- **EXERCISE MATERIALS**:
*** Begin section ***

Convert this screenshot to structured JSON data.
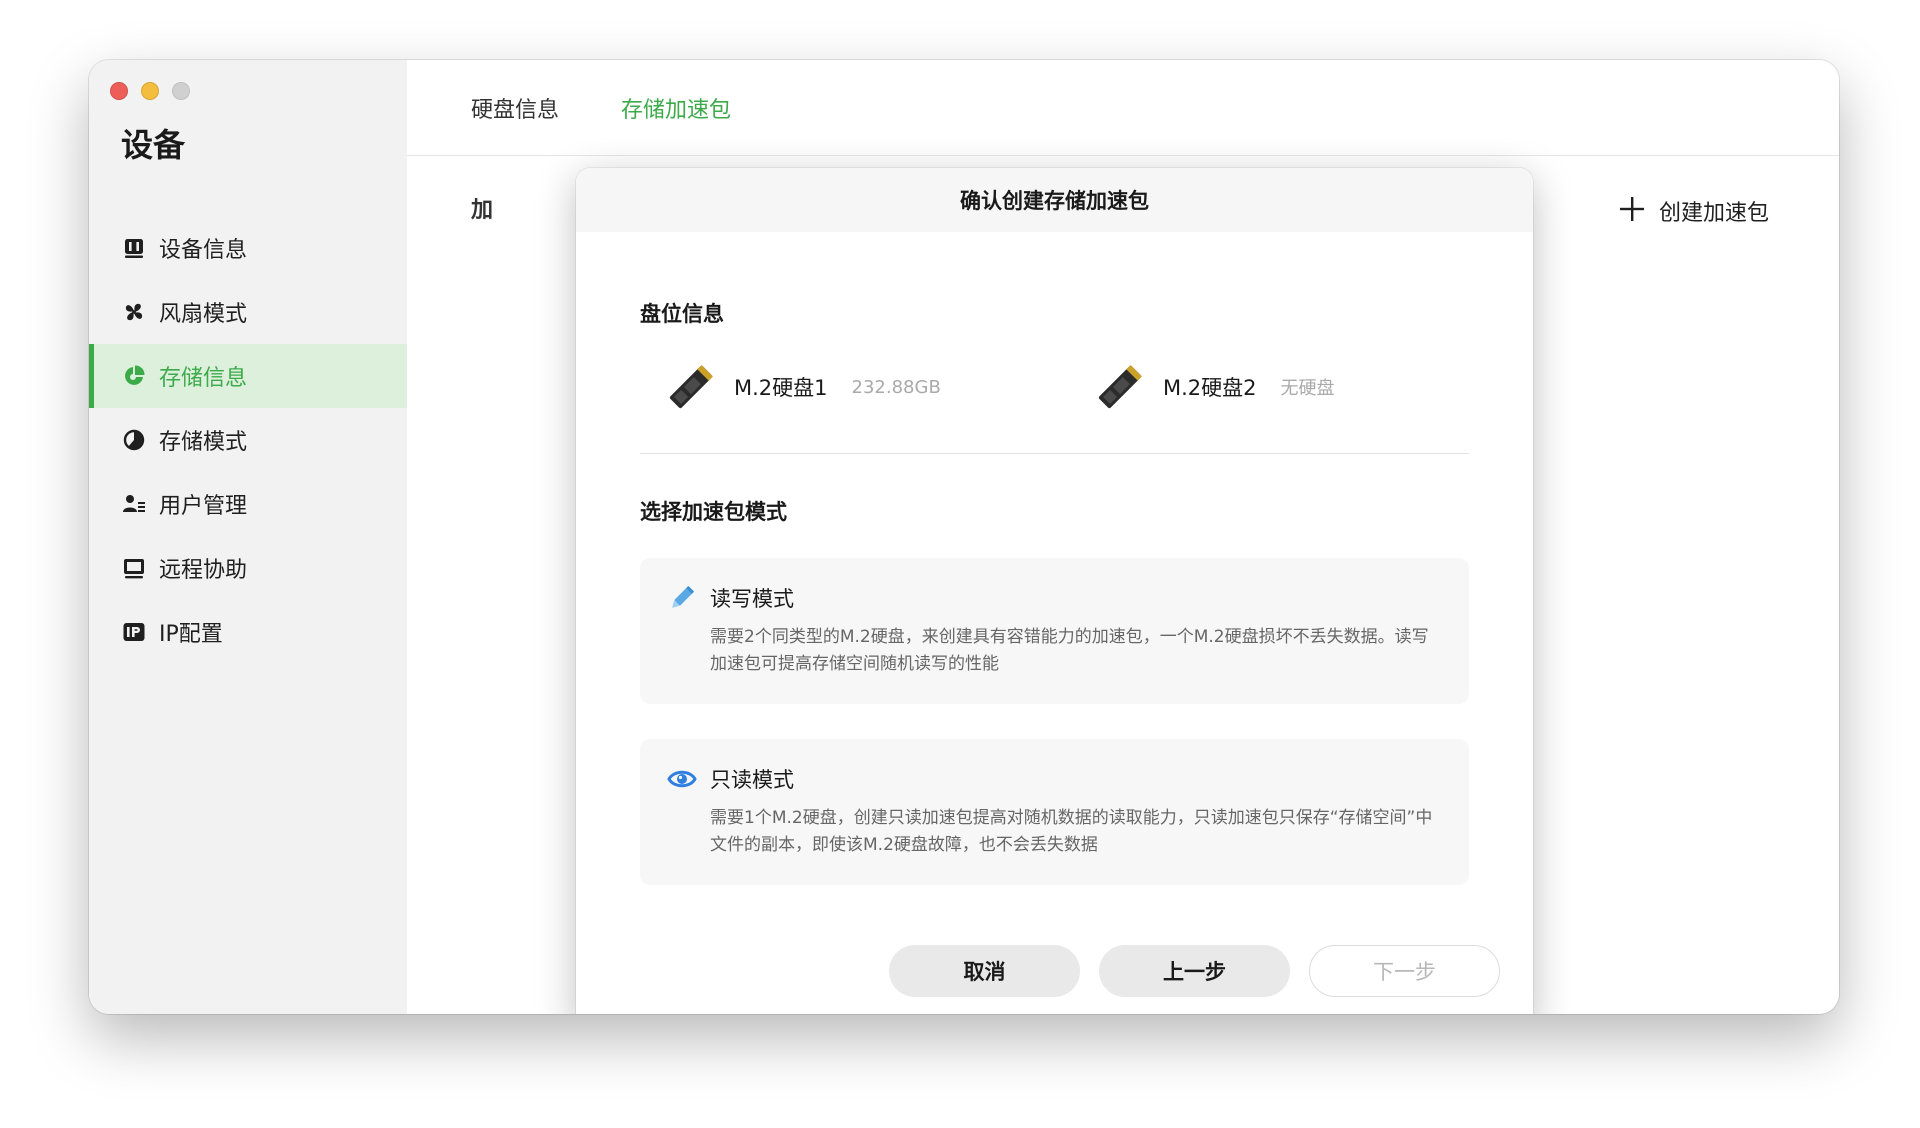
{
  "sidebar": {
    "title": "设备",
    "items": [
      {
        "label": "设备信息",
        "icon": "device-info-icon",
        "active": false
      },
      {
        "label": "风扇模式",
        "icon": "fan-icon",
        "active": false
      },
      {
        "label": "存储信息",
        "icon": "storage-pie-icon",
        "active": true
      },
      {
        "label": "存储模式",
        "icon": "storage-mode-icon",
        "active": false
      },
      {
        "label": "用户管理",
        "icon": "users-icon",
        "active": false
      },
      {
        "label": "远程协助",
        "icon": "remote-monitor-icon",
        "active": false
      },
      {
        "label": "IP配置",
        "icon": "ip-config-icon",
        "active": false
      }
    ]
  },
  "main": {
    "tabs": [
      {
        "label": "硬盘信息",
        "active": false
      },
      {
        "label": "存储加速包",
        "active": true
      }
    ],
    "section_label": "加",
    "create_button_label": "创建加速包"
  },
  "dialog": {
    "title": "确认创建存储加速包",
    "disk_section_title": "盘位信息",
    "disks": [
      {
        "name": "M.2硬盘1",
        "meta": "232.88GB"
      },
      {
        "name": "M.2硬盘2",
        "meta": "无硬盘"
      }
    ],
    "mode_section_title": "选择加速包模式",
    "modes": [
      {
        "name": "读写模式",
        "icon": "pencil-icon",
        "desc": "需要2个同类型的M.2硬盘，来创建具有容错能力的加速包，一个M.2硬盘损坏不丢失数据。读写加速包可提高存储空间随机读写的性能"
      },
      {
        "name": "只读模式",
        "icon": "eye-icon",
        "desc": "需要1个M.2硬盘，创建只读加速包提高对随机数据的读取能力，只读加速包只保存“存储空间”中文件的副本，即使该M.2硬盘故障，也不会丢失数据"
      }
    ],
    "buttons": {
      "cancel": "取消",
      "prev": "上一步",
      "next": "下一步"
    }
  },
  "colors": {
    "accent_green": "#3daa4a",
    "active_bg": "#dcf0dc",
    "close_red": "#ee5e58",
    "min_yellow": "#f3bd3e",
    "eye_blue": "#2f7fe0",
    "pencil_blue": "#5aa9e6"
  }
}
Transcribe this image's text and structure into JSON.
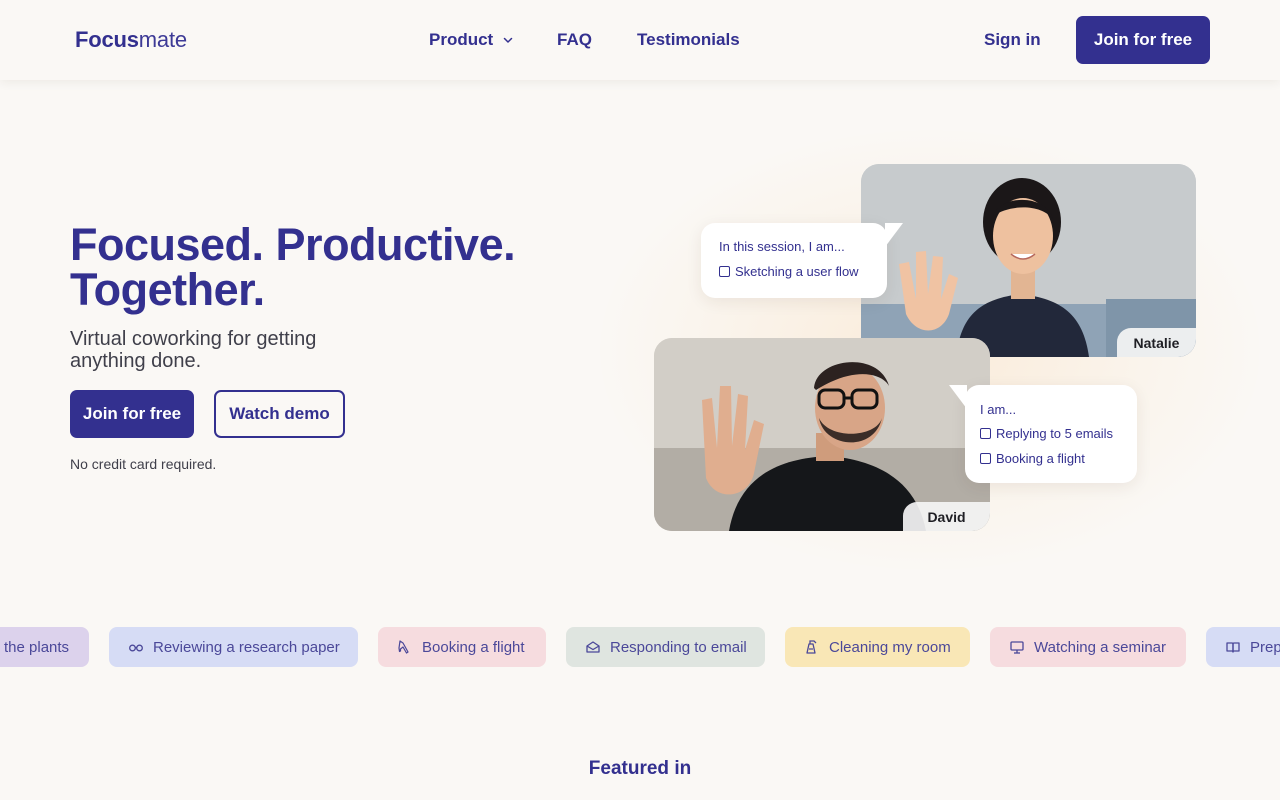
{
  "header": {
    "logo_bold": "Focus",
    "logo_light": "mate",
    "nav": {
      "product": "Product",
      "faq": "FAQ",
      "testimonials": "Testimonials"
    },
    "sign_in": "Sign in",
    "join_label": "Join for free"
  },
  "hero": {
    "title_line1": "Focused. Productive.",
    "title_line2": "Together.",
    "subtitle": "Virtual coworking for getting anything done.",
    "join_label": "Join for free",
    "demo_label": "Watch demo",
    "note": "No credit card required."
  },
  "session": {
    "natalie": {
      "name": "Natalie",
      "intro": "In this session, I am...",
      "tasks": [
        "Sketching a user flow"
      ]
    },
    "david": {
      "name": "David",
      "intro": "I am...",
      "tasks": [
        "Replying to 5 emails",
        "Booking a flight"
      ]
    }
  },
  "chips": [
    {
      "label": "the plants",
      "icon": "plant-icon",
      "color": "#dcd2ec"
    },
    {
      "label": "Reviewing a research paper",
      "icon": "glasses-icon",
      "color": "#d6dcf5"
    },
    {
      "label": "Booking a flight",
      "icon": "airplane-icon",
      "color": "#f6dcdf"
    },
    {
      "label": "Responding to email",
      "icon": "envelope-open-icon",
      "color": "#dfe5e0"
    },
    {
      "label": "Cleaning my room",
      "icon": "spray-bottle-icon",
      "color": "#f9e7b6"
    },
    {
      "label": "Watching a seminar",
      "icon": "monitor-icon",
      "color": "#f6dcdf"
    },
    {
      "label": "Prep",
      "icon": "book-open-icon",
      "color": "#d6dcf5"
    }
  ],
  "featured": "Featured in",
  "colors": {
    "brand": "#33308f",
    "background": "#faf8f5"
  }
}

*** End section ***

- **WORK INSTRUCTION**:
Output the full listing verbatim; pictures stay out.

- **ANSWER TO THIS TASK**:
Convert this screenshot to structured JSON data.
{
  "sidebar": {
    "title": "设备",
    "items": [
      {
        "label": "设备信息",
        "icon": "device-info-icon",
        "active": false
      },
      {
        "label": "风扇模式",
        "icon": "fan-icon",
        "active": false
      },
      {
        "label": "存储信息",
        "icon": "storage-pie-icon",
        "active": true
      },
      {
        "label": "存储模式",
        "icon": "storage-mode-icon",
        "active": false
      },
      {
        "label": "用户管理",
        "icon": "users-icon",
        "active": false
      },
      {
        "label": "远程协助",
        "icon": "remote-monitor-icon",
        "active": false
      },
      {
        "label": "IP配置",
        "icon": "ip-config-icon",
        "active": false
      }
    ]
  },
  "main": {
    "tabs": [
      {
        "label": "硬盘信息",
        "active": false
      },
      {
        "label": "存储加速包",
        "active": true
      }
    ],
    "section_label": "加",
    "create_button_label": "创建加速包"
  },
  "dialog": {
    "title": "确认创建存储加速包",
    "disk_section_title": "盘位信息",
    "disks": [
      {
        "name": "M.2硬盘1",
        "meta": "232.88GB"
      },
      {
        "name": "M.2硬盘2",
        "meta": "无硬盘"
      }
    ],
    "mode_section_title": "选择加速包模式",
    "modes": [
      {
        "name": "读写模式",
        "icon": "pencil-icon",
        "desc": "需要2个同类型的M.2硬盘，来创建具有容错能力的加速包，一个M.2硬盘损坏不丢失数据。读写加速包可提高存储空间随机读写的性能"
      },
      {
        "name": "只读模式",
        "icon": "eye-icon",
        "desc": "需要1个M.2硬盘，创建只读加速包提高对随机数据的读取能力，只读加速包只保存“存储空间”中文件的副本，即使该M.2硬盘故障，也不会丢失数据"
      }
    ],
    "buttons": {
      "cancel": "取消",
      "prev": "上一步",
      "next": "下一步"
    }
  },
  "colors": {
    "accent_green": "#3daa4a",
    "active_bg": "#dcf0dc",
    "close_red": "#ee5e58",
    "min_yellow": "#f3bd3e",
    "eye_blue": "#2f7fe0",
    "pencil_blue": "#5aa9e6"
  }
}
Transcribe this image's text and structure into JSON.
{
  "header": {
    "logo_bold": "Focus",
    "logo_light": "mate",
    "nav": {
      "product": "Product",
      "faq": "FAQ",
      "testimonials": "Testimonials"
    },
    "sign_in": "Sign in",
    "join_label": "Join for free"
  },
  "hero": {
    "title_line1": "Focused. Productive.",
    "title_line2": "Together.",
    "subtitle": "Virtual coworking for getting anything done.",
    "join_label": "Join for free",
    "demo_label": "Watch demo",
    "note": "No credit card required."
  },
  "session": {
    "natalie": {
      "name": "Natalie",
      "intro": "In this session, I am...",
      "tasks": [
        "Sketching a user flow"
      ]
    },
    "david": {
      "name": "David",
      "intro": "I am...",
      "tasks": [
        "Replying to 5 emails",
        "Booking a flight"
      ]
    }
  },
  "chips": [
    {
      "label": "the plants",
      "icon": "plant-icon",
      "color": "#dcd2ec"
    },
    {
      "label": "Reviewing a research paper",
      "icon": "glasses-icon",
      "color": "#d6dcf5"
    },
    {
      "label": "Booking a flight",
      "icon": "airplane-icon",
      "color": "#f6dcdf"
    },
    {
      "label": "Responding to email",
      "icon": "envelope-open-icon",
      "color": "#dfe5e0"
    },
    {
      "label": "Cleaning my room",
      "icon": "spray-bottle-icon",
      "color": "#f9e7b6"
    },
    {
      "label": "Watching a seminar",
      "icon": "monitor-icon",
      "color": "#f6dcdf"
    },
    {
      "label": "Prep",
      "icon": "book-open-icon",
      "color": "#d6dcf5"
    }
  ],
  "featured": "Featured in",
  "colors": {
    "brand": "#33308f",
    "background": "#faf8f5"
  }
}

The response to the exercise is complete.